# Prompt:
Copy out every line holding the string "wrench" from the records below.

# Given entries:
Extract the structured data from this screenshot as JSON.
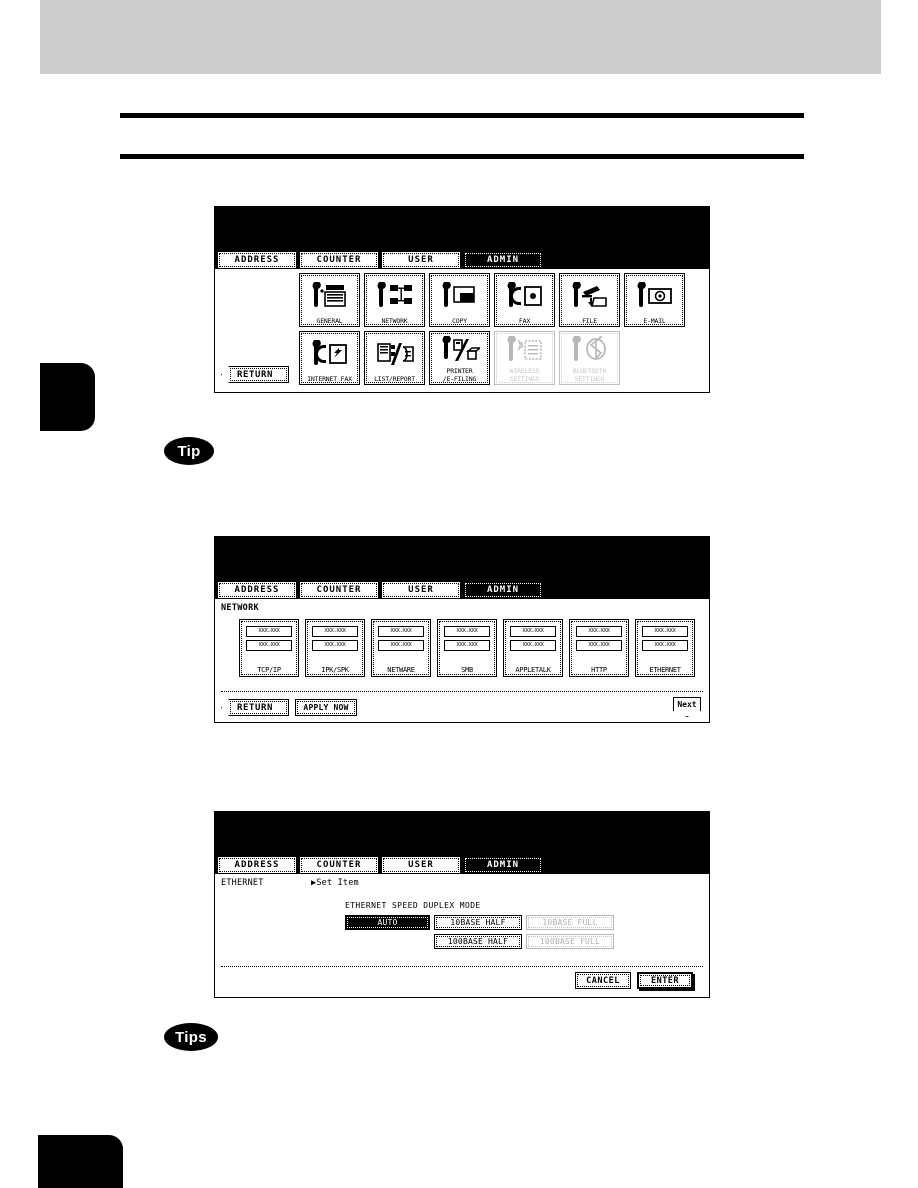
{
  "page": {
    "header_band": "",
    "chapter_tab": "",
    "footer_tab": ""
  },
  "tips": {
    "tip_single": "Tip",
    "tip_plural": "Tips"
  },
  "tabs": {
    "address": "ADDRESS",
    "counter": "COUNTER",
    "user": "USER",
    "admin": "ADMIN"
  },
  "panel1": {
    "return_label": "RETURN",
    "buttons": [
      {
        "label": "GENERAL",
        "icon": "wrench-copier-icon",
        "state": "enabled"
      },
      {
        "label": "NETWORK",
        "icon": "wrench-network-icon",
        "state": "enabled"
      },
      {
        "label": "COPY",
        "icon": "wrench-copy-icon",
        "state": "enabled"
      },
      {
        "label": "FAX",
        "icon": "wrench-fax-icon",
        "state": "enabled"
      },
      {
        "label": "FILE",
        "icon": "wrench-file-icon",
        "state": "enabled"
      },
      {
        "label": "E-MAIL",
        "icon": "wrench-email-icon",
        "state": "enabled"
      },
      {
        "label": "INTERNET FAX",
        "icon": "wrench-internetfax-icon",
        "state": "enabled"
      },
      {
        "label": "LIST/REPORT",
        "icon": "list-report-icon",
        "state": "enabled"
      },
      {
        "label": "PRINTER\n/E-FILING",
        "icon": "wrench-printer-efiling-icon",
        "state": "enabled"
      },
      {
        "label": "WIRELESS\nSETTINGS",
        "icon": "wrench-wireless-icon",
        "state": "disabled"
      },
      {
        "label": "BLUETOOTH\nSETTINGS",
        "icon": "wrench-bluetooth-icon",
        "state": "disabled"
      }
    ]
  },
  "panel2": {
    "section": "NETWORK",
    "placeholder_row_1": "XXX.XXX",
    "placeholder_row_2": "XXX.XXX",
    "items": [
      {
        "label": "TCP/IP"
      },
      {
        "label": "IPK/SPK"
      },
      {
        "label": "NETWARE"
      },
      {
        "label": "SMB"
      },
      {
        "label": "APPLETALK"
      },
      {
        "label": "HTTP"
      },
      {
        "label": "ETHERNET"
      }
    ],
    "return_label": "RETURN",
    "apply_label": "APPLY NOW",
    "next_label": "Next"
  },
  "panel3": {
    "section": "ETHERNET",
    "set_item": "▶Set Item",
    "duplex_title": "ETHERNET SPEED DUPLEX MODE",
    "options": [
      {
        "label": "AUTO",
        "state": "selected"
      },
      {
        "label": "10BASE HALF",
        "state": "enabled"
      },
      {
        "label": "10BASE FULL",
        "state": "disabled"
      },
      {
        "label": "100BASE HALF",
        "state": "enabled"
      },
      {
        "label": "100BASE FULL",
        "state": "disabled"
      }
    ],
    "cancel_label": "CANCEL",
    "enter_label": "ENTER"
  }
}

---

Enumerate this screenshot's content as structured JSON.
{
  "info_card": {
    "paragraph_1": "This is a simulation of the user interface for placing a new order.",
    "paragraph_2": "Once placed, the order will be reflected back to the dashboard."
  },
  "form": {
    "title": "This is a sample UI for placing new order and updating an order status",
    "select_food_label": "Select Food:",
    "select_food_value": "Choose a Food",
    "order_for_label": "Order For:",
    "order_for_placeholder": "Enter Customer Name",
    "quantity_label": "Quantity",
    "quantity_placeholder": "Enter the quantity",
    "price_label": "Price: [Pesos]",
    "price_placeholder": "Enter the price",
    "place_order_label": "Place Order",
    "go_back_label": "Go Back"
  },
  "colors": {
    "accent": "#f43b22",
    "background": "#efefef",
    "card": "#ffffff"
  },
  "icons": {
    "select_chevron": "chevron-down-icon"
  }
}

# Your response:
        "icon": "wrench-copier-icon",
        "icon": "wrench-network-icon",
        "icon": "wrench-copy-icon",
        "icon": "wrench-fax-icon",
        "icon": "wrench-file-icon",
        "icon": "wrench-email-icon",
        "icon": "wrench-internetfax-icon",
        "icon": "wrench-printer-efiling-icon",
        "icon": "wrench-wireless-icon",
        "icon": "wrench-bluetooth-icon",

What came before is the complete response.